Items from an interface collection
[Start of Attachment]

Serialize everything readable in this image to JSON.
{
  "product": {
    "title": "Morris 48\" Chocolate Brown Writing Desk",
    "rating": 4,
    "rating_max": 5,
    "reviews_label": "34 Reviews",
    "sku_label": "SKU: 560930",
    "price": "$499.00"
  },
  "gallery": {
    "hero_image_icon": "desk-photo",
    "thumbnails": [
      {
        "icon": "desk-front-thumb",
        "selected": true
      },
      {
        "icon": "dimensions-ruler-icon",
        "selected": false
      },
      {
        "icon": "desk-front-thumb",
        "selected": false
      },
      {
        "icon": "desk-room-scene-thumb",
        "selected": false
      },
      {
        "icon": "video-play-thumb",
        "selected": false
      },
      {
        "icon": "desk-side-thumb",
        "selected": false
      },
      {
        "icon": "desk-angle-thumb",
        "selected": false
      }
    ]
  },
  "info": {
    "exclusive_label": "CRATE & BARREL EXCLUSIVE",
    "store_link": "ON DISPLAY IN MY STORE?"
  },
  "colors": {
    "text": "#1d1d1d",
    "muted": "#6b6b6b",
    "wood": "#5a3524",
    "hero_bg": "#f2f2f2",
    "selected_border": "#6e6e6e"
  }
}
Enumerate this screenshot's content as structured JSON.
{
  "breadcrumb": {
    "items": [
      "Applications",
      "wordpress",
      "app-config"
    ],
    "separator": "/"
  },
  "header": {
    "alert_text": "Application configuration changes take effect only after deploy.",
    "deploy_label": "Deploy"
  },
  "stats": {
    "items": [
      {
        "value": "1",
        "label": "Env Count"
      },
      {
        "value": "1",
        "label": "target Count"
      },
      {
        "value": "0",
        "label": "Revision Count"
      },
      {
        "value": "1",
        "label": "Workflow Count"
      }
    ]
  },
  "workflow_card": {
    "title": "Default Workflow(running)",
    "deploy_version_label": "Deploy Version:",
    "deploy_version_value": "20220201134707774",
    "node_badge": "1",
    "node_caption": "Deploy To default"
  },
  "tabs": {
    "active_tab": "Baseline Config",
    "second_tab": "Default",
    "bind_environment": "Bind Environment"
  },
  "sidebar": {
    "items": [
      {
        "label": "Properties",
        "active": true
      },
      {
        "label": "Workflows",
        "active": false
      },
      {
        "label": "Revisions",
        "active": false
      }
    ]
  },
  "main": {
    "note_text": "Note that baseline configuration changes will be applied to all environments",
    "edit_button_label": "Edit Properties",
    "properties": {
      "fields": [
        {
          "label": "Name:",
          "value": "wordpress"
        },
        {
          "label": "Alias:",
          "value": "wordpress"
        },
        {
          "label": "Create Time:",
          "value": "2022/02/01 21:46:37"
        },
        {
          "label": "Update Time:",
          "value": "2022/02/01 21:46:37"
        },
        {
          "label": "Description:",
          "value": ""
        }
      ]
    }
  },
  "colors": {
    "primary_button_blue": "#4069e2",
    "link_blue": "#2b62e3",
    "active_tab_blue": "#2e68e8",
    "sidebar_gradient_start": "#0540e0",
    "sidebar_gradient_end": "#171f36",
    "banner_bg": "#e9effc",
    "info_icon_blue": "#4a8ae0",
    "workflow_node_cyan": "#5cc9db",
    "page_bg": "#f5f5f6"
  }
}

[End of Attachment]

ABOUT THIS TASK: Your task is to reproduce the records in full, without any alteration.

WRITTEN SOLUTION:
Serialize everything readable in this image to JSON.
{
  "product": {
    "title": "Morris 48\" Chocolate Brown Writing Desk",
    "rating": 4,
    "rating_max": 5,
    "reviews_label": "34 Reviews",
    "sku_label": "SKU: 560930",
    "price": "$499.00"
  },
  "gallery": {
    "hero_image_icon": "desk-photo",
    "thumbnails": [
      {
        "icon": "desk-front-thumb",
        "selected": true
      },
      {
        "icon": "dimensions-ruler-icon",
        "selected": false
      },
      {
        "icon": "desk-front-thumb",
        "selected": false
      },
      {
        "icon": "desk-room-scene-thumb",
        "selected": false
      },
      {
        "icon": "video-play-thumb",
        "selected": false
      },
      {
        "icon": "desk-side-thumb",
        "selected": false
      },
      {
        "icon": "desk-angle-thumb",
        "selected": false
      }
    ]
  },
  "info": {
    "exclusive_label": "CRATE & BARREL EXCLUSIVE",
    "store_link": "ON DISPLAY IN MY STORE?"
  },
  "colors": {
    "text": "#1d1d1d",
    "muted": "#6b6b6b",
    "wood": "#5a3524",
    "hero_bg": "#f2f2f2",
    "selected_border": "#6e6e6e"
  }
}
Enumerate this screenshot's content as structured JSON.
{
  "breadcrumb": {
    "items": [
      "Applications",
      "wordpress",
      "app-config"
    ],
    "separator": "/"
  },
  "header": {
    "alert_text": "Application configuration changes take effect only after deploy.",
    "deploy_label": "Deploy"
  },
  "stats": {
    "items": [
      {
        "value": "1",
        "label": "Env Count"
      },
      {
        "value": "1",
        "label": "target Count"
      },
      {
        "value": "0",
        "label": "Revision Count"
      },
      {
        "value": "1",
        "label": "Workflow Count"
      }
    ]
  },
  "workflow_card": {
    "title": "Default Workflow(running)",
    "deploy_version_label": "Deploy Version:",
    "deploy_version_value": "20220201134707774",
    "node_badge": "1",
    "node_caption": "Deploy To default"
  },
  "tabs": {
    "active_tab": "Baseline Config",
    "second_tab": "Default",
    "bind_environment": "Bind Environment"
  },
  "sidebar": {
    "items": [
      {
        "label": "Properties",
        "active": true
      },
      {
        "label": "Workflows",
        "active": false
      },
      {
        "label": "Revisions",
        "active": false
      }
    ]
  },
  "main": {
    "note_text": "Note that baseline configuration changes will be applied to all environments",
    "edit_button_label": "Edit Properties",
    "properties": {
      "fields": [
        {
          "label": "Name:",
          "value": "wordpress"
        },
        {
          "label": "Alias:",
          "value": "wordpress"
        },
        {
          "label": "Create Time:",
          "value": "2022/02/01 21:46:37"
        },
        {
          "label": "Update Time:",
          "value": "2022/02/01 21:46:37"
        },
        {
          "label": "Description:",
          "value": ""
        }
      ]
    }
  },
  "colors": {
    "primary_button_blue": "#4069e2",
    "link_blue": "#2b62e3",
    "active_tab_blue": "#2e68e8",
    "sidebar_gradient_start": "#0540e0",
    "sidebar_gradient_end": "#171f36",
    "banner_bg": "#e9effc",
    "info_icon_blue": "#4a8ae0",
    "workflow_node_cyan": "#5cc9db",
    "page_bg": "#f5f5f6"
  }
}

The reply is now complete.